I’ve loved Wally Lamb’s work since the beginning, and not just because he creates stories in a fictionalized version of the area of New England where I lived most of my childhood, but also for his ability to write characters with a depth many authors cannot accomplish. I’ve come to anticipate a serious tone and an emotional reading experience from his novels, so I have to admit to a bit of surprise by the end of his latest offering. I’ll Take You There addresses some meaningful topics, but it does so with a more lighthearted tone and a bit of a fantastical plot twist.
A difference is apparent at first glance, with its obviously slimmer profile. Coming in around 250 pages, this is a departure from Lamb’s previous, much longer novels.

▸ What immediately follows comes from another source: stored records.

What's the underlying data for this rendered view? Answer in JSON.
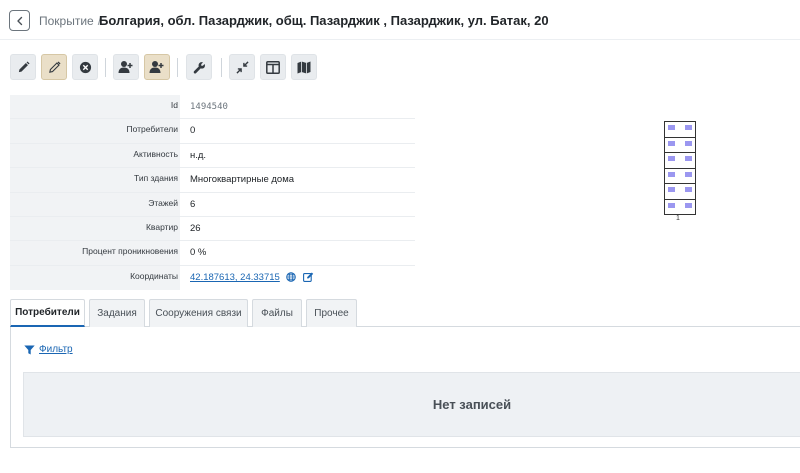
{
  "header": {
    "breadcrumb_parent": "Покрытие",
    "breadcrumb_separator": "/",
    "title": "Болгария, обл. Пазарджик, общ. Пазарджик , Пазарджик, ул. Батак, 20"
  },
  "toolbar": {
    "buttons": [
      {
        "name": "edit-button",
        "icon": "pencil-icon"
      },
      {
        "name": "edit-active-button",
        "icon": "pencil-icon",
        "active": true
      },
      {
        "name": "delete-button",
        "icon": "close-circle-icon"
      },
      {
        "name": "add-user-button",
        "icon": "user-plus-icon"
      },
      {
        "name": "add-user-active-button",
        "icon": "user-plus-icon",
        "active": true
      },
      {
        "name": "tools-button",
        "icon": "wrench-icon"
      },
      {
        "name": "collapse-button",
        "icon": "compress-icon"
      },
      {
        "name": "layout-button",
        "icon": "columns-icon"
      },
      {
        "name": "map-button",
        "icon": "map-icon"
      }
    ]
  },
  "info": {
    "rows": [
      {
        "label": "Id",
        "value": "1494540"
      },
      {
        "label": "Потребители",
        "value": "0"
      },
      {
        "label": "Активность",
        "value": "н.д."
      },
      {
        "label": "Тип здания",
        "value": "Многоквартирные дома"
      },
      {
        "label": "Этажей",
        "value": "6"
      },
      {
        "label": "Квартир",
        "value": "26"
      },
      {
        "label": "Процент проникновения",
        "value": "0 %"
      },
      {
        "label": "Координаты",
        "value": "42.187613, 24.33715"
      }
    ]
  },
  "building": {
    "label": "1",
    "floors": 6,
    "apartment_color": "#9b97f0"
  },
  "tabs": [
    {
      "label": "Потребители",
      "active": true
    },
    {
      "label": "Задания"
    },
    {
      "label": "Сооружения связи"
    },
    {
      "label": "Файлы"
    },
    {
      "label": "Прочее"
    }
  ],
  "content": {
    "filter_label": "Фильтр",
    "empty_text": "Нет записей"
  },
  "colors": {
    "accent": "#1a66b3",
    "active_button": "#eadfc8"
  }
}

In fact, this is closest in length to his novella Wishin’ and Hopin’, (my 2009 review) which tells the story of ten-year-old Felix Funicello, a fifth-grader trying to get through the lead-up to the Christmas holiday in the early 1960s. With this newest novel, readers revisit Felix today, now divorced at 60. A film professor and scholar dedicated to sharing his passion with his weekly movie club held in an old vaudeville theater turned cinema.
Felix as narrator is friendly, a bit self-effacing, and extremely open and honest. He’s incredibly likable, especially as we learn of him as a father through his phone conversations with his young adult daughter. He actively tries to understand her perspective, acknowledging generational differences but ultimately showing her respect even when he disagrees with her. This personality trait crosses over as Felix is confronted by a ghost in the theater one day, and this bit of magical realism propels the story backwards, for Felix is asked to revisit moments in his own past by stepping into film of chapters of his childhood. In these experiences, he sees many challenges and realities faced by women through new eyes, leading to a greater understanding of his own sister and other women connected to their lives.
It seemed to me that despite the serious topics addressed in this new novel, Lamb appears to have lightened his tone a bit, in both his protagonist’s internal attitudes and the overall storytelling approach, which also may have contributed to the much shorter length. I appreciated the feminist theme, which Lamb has long embraced, especially in the attention he pays to his multi-faceted female characters. I’ve seen critics of Lamb’s previous hefty novels complain that he is too wordy, but I’m definitely not of that crowd. If anything, I would have liked this new novel, with its unique twist and interesting characters from several generations, to have been fleshed out even more.